### [What is needed]
The records below are split into lines. How many of those lines contain the string "label"? Reply with the number only.

######

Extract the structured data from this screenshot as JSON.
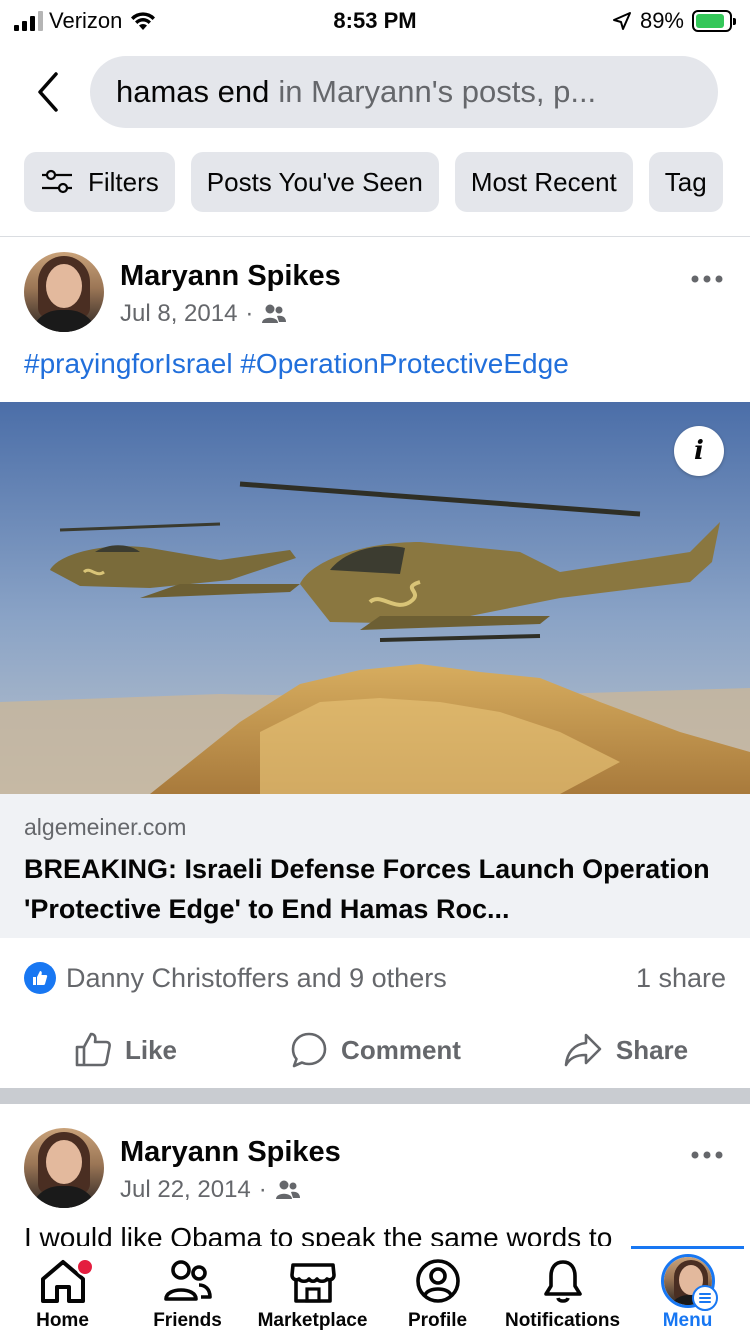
{
  "status_bar": {
    "carrier": "Verizon",
    "time": "8:53 PM",
    "battery": "89%",
    "battery_level": 0.89
  },
  "search": {
    "query": "hamas end",
    "scope": "in Maryann's posts, p..."
  },
  "filters": [
    {
      "label": "Filters",
      "icon": "sliders-icon"
    },
    {
      "label": "Posts You've Seen"
    },
    {
      "label": "Most Recent"
    },
    {
      "label": "Tag"
    }
  ],
  "posts": [
    {
      "author": "Maryann Spikes",
      "date": "Jul 8, 2014",
      "audience_icon": "friends-icon",
      "hashtags": [
        "#prayingforIsrael",
        "#OperationProtectiveEdge"
      ],
      "link": {
        "domain": "algemeiner.com",
        "title": "BREAKING: Israeli Defense Forces Launch Operation 'Protective Edge' to End Hamas Roc..."
      },
      "reactions_text": "Danny Christoffers and 9 others",
      "shares_text": "1 share",
      "actions": {
        "like": "Like",
        "comment": "Comment",
        "share": "Share"
      }
    },
    {
      "author": "Maryann Spikes",
      "date": "Jul 22, 2014",
      "audience_icon": "friends-icon",
      "text": "I would like Obama to speak the same words to"
    }
  ],
  "tab_bar": {
    "home": "Home",
    "friends": "Friends",
    "marketplace": "Marketplace",
    "profile": "Profile",
    "notifications": "Notifications",
    "menu": "Menu",
    "active": "menu"
  },
  "colors": {
    "accent": "#1877f2",
    "hashtag": "#216fdb",
    "notification_dot": "#e41e3f"
  }
}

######

### [Result below]
4